__Task to complete__.
Pull every line from the records that has the word "watermark" in it.

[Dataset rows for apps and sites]
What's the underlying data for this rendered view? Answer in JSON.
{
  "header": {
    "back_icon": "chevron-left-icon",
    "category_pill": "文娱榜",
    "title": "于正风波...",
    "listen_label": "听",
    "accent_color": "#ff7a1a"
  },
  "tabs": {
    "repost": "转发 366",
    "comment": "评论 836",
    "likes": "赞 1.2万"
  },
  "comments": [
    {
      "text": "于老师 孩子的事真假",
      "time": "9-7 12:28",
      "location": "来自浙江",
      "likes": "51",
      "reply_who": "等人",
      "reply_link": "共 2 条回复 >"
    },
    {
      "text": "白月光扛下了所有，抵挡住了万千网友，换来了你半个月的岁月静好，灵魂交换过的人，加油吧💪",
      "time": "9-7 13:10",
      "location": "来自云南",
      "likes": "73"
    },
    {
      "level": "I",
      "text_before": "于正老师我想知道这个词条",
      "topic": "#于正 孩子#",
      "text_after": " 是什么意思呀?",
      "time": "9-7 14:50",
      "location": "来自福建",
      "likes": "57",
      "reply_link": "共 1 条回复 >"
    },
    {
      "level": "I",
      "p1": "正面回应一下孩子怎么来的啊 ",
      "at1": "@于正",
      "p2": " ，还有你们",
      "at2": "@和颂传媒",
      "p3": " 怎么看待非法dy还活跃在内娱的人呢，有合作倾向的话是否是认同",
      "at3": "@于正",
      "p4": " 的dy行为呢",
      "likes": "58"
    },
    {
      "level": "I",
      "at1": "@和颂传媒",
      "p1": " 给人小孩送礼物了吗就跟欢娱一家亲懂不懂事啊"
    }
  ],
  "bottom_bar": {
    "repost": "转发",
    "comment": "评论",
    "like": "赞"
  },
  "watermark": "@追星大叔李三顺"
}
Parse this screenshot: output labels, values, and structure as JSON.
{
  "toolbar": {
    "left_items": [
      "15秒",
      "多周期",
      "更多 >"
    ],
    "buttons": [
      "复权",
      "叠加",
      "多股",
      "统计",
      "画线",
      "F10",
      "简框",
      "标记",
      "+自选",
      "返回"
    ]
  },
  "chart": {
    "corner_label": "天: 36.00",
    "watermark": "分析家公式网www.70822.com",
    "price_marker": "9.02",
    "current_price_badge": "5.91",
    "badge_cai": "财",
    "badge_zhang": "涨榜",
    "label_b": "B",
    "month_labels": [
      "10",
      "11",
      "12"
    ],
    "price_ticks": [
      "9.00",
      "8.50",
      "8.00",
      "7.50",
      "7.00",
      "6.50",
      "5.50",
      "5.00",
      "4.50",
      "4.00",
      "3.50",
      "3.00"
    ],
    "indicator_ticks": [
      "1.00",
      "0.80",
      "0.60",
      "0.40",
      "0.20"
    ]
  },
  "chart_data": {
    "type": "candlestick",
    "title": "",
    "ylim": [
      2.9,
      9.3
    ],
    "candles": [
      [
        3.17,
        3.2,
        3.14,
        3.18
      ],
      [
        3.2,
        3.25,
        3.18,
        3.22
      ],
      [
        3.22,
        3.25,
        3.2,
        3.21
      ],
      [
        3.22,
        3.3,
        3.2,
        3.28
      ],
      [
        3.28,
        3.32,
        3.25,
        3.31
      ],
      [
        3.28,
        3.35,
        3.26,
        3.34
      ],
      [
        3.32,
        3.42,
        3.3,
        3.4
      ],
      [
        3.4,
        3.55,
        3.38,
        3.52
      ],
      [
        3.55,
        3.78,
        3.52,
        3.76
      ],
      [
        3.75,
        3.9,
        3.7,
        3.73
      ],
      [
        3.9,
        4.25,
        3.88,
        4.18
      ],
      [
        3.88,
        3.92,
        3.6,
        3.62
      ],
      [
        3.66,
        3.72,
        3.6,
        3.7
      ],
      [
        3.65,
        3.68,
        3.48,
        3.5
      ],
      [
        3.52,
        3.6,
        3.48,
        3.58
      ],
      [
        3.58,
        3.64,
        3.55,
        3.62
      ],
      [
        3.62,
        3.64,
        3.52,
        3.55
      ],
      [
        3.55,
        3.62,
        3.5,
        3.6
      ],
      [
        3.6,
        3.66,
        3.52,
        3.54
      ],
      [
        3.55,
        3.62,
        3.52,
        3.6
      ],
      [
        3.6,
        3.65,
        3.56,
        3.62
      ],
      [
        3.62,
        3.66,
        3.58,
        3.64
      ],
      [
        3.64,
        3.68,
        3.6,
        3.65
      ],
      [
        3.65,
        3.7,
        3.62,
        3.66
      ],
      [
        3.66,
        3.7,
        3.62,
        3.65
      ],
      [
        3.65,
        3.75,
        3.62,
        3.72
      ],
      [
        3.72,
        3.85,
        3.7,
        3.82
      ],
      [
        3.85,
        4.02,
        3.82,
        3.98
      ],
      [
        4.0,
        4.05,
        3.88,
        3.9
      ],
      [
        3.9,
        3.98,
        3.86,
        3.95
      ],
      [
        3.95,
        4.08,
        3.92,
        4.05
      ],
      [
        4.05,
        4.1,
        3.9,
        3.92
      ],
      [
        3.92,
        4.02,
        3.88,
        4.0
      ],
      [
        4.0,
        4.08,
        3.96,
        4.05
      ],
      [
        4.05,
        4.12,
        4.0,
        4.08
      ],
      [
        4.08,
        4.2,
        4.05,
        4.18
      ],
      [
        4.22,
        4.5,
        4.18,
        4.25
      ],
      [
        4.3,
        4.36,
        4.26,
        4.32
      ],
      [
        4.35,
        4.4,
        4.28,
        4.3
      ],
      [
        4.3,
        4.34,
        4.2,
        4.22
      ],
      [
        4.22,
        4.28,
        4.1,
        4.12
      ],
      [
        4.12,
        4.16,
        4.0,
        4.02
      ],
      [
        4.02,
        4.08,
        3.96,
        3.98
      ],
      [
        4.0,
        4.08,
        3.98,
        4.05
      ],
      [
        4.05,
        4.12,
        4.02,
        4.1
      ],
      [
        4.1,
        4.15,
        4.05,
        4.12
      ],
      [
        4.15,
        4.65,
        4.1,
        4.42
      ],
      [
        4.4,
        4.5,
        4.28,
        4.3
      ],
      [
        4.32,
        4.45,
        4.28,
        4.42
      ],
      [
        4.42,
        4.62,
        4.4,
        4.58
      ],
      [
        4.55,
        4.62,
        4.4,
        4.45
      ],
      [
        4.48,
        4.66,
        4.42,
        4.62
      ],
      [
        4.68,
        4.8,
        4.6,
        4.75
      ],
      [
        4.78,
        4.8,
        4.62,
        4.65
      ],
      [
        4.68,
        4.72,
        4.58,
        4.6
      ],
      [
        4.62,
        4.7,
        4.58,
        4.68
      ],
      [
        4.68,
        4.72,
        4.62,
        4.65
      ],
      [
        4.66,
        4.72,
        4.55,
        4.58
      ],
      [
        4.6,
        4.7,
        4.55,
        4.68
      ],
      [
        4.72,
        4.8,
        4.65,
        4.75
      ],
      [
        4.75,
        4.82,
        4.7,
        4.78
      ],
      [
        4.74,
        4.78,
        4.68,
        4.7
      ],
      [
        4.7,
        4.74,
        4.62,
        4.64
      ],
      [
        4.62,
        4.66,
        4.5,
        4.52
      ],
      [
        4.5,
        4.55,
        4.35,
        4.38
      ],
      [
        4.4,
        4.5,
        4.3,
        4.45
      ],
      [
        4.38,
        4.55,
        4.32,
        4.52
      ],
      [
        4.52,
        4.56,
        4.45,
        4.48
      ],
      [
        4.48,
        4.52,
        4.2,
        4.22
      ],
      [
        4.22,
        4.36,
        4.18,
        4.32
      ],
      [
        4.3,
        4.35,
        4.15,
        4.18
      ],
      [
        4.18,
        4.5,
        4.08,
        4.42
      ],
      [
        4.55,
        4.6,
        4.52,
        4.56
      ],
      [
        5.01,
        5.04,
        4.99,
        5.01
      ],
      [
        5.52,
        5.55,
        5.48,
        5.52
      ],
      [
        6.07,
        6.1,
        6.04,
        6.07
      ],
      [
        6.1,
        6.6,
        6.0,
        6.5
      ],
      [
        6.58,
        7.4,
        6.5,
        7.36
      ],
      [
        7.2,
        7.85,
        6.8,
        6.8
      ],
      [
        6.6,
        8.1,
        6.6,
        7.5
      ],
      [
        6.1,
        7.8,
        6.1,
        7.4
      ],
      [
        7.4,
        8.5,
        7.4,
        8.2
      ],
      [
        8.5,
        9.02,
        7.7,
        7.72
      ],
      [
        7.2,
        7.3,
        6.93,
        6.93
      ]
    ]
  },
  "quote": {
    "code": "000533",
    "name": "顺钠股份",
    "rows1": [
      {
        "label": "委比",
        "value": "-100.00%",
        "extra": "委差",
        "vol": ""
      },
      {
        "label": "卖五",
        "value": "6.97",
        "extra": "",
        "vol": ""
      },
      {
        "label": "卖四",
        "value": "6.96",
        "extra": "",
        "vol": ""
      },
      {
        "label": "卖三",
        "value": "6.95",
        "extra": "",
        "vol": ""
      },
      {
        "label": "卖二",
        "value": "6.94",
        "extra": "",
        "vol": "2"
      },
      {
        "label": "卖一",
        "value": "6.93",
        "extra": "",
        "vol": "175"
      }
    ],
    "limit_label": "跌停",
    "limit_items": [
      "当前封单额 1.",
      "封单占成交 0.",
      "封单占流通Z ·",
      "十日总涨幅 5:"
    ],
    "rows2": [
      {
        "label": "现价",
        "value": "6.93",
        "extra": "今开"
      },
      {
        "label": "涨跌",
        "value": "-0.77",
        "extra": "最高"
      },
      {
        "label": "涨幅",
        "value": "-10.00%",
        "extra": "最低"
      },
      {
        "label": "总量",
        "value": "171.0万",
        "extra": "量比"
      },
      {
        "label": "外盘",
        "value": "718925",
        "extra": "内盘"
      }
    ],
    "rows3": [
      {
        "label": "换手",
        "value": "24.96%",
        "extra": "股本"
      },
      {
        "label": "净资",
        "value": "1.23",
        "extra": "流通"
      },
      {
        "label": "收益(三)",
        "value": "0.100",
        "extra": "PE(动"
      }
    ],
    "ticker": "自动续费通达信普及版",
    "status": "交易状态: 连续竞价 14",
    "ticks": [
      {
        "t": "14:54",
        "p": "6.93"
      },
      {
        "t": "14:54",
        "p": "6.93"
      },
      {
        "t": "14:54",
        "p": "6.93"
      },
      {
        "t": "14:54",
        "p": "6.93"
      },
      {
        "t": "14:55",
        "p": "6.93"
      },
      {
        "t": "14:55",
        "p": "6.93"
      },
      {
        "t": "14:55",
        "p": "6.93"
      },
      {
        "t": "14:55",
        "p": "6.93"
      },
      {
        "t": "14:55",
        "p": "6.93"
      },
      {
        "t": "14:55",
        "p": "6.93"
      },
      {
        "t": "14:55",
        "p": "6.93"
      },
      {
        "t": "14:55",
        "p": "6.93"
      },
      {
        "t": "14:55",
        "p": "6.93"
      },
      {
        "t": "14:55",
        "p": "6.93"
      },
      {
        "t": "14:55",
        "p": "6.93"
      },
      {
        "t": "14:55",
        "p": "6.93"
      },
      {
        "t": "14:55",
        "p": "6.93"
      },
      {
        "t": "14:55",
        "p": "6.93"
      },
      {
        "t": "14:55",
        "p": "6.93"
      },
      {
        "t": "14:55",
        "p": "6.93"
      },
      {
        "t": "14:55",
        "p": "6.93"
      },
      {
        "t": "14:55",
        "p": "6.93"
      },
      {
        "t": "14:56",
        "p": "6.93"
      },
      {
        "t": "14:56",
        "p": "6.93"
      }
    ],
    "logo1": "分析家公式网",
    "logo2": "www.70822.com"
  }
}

__Solution to this exercise__.
  "watermark": "@追星大叔李三顺"
    "watermark": "分析家公式网www.70822.com",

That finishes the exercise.